“Both nice guys with healthy practices,” said McGrath.
Dr. Calamaio also sold the real estate at Western Avenue to Dr. McGrath.
The entire Western Avenue staff, including Dr. Melora Hunt, Dr. Calamaio’s associate veterinarian at Western Avenue has stayed on. Having had a couple of practice appraisals done in the past few years Dr. Calamaio passed that information along to Dr. McGrath.
“He then, as the saying goes, made me an offer that I couldn’t refuse,” Dr. Calamaio said.
While the idea of three local veterinary practices being purchased and absorbed into one may hint at corporate consolidation, Dr. McGrath doesn’t believe this is the case.
“Corporate practices do not seem to have the best reputation with a lot of veterinarians,” he said. “They seem to be too focused on the bottom line, standardized drug uses and procedures, etc.

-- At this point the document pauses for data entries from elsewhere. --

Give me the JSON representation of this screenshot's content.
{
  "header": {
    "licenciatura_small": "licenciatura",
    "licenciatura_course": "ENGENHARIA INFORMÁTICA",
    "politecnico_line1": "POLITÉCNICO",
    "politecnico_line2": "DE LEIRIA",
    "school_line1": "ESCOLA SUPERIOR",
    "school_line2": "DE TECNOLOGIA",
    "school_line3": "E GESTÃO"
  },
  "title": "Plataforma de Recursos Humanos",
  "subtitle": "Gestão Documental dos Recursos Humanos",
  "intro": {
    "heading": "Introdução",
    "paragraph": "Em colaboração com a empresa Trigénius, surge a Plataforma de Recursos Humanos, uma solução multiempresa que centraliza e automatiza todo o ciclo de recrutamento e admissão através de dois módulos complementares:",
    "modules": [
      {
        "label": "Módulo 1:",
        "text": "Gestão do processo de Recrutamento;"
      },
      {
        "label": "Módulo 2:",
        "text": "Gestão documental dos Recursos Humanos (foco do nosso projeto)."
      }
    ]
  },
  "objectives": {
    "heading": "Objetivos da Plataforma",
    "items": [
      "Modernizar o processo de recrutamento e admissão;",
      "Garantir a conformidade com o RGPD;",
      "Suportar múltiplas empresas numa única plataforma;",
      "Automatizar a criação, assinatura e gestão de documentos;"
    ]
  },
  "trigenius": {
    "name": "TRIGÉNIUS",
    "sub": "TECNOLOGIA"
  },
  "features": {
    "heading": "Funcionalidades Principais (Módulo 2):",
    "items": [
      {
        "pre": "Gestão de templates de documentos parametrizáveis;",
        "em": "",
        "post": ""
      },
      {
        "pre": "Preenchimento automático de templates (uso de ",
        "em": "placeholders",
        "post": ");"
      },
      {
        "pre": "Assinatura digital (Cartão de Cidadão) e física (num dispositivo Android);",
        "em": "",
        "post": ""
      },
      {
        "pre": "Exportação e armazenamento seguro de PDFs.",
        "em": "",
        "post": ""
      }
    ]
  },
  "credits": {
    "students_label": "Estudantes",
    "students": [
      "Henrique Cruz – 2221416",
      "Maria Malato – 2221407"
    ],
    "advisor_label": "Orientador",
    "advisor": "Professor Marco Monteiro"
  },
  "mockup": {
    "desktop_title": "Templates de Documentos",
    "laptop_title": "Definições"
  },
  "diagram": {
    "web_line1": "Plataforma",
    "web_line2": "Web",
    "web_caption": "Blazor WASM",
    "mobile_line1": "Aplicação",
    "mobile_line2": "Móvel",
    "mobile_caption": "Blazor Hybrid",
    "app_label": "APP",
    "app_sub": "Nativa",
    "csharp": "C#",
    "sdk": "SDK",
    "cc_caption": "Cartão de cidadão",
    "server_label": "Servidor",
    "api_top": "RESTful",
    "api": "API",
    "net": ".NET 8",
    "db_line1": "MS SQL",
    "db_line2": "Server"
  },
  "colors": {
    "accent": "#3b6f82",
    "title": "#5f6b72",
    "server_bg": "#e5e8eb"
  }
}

I’ve never thought of myself as running a corporate practice.”
“My model has been to find a strong manager to run the practice and one or more veterinarians to provide direction on the medical side,” he added. “Sandy McHugh, who helped build the practice with Dr. Calamaio has been a great manager and is helping us pull things together.”
Dr. McGrath believes each practice is different and needs to understand the local clientele, rather than forcing some kind of national standard.
“I think the team appreciates that I’ve worked as a veterinarian and I’m not just a businessman,” he added. “The local manager and veterinarians really run their practices. I am able to provide some support in the background, taking care of payroll, billing, web sites, recruiting, etc.”
Dr. McGrath and his team are still sorting out what they will be able to offer besides primary care at the new facility. At this time, they plan to refer after-hours cases to existing emergency veterinary care facilities.
“Emergency medicine has changed dramatically since I graduated,” he said. “When I started, I was on call every other night. I could come racing in at 2 a.m. to see a pet that was hit by a car, to do a caesarean section. Those cases were typically handled alone in the middle of the night.”
As modern veterinary medicine has changed so steadily Dr. McGrath says, that’s no longer the standard of care that we expect or that our clients want for their pets. Most pet owners now expect more personalized care that is similar to what current human medical treatments provide.
With women making up an ever-larger percent of veterinary school graduates there has been a continued shift to a more manageable work/life balance in new veterinary practices.
Dr. McGrath believes the new facility should appeal to recent veterinary school graduates who want to be mentored by more experienced veterinarians.
“With all they have to learn, veterinarians graduate from school today still needing a lot of hands-on experience and mentoring,” he said. “Fortunately gone are the days where the new veterinarian was thrown into a practice and expected to learn on the job quickly.”
The Cummings School of Veterinary Medicine at Tuft’s University graduates have been more than 90 percent female for more than a decade, according to McGrath. New graduates come out with a significant student debt that is also less conducive to owning a practice.
With the local economy in hibernation due to a global pandemic, it might not seem like an opportune time for such a large business venture. But, several surprising things are occurring during these COVID-19 times. Local and regional animal shelters are being swamped with applications to adopt pets. This in turn has created a bit of a surge in veterinary hospital visits by new pet owners wanting to be sure they are caring for the new family members properly.
“In some ways the pandemic has made family, and by extension our pet family, all the more important,” said Dr. McGrath.
Retired dairy farmer Alice H. Allen writes these articles in memory of her late husband Laurance E. Allen and veterinarians Dr. Raymond R. Allen and Dr. Alden H. Russell.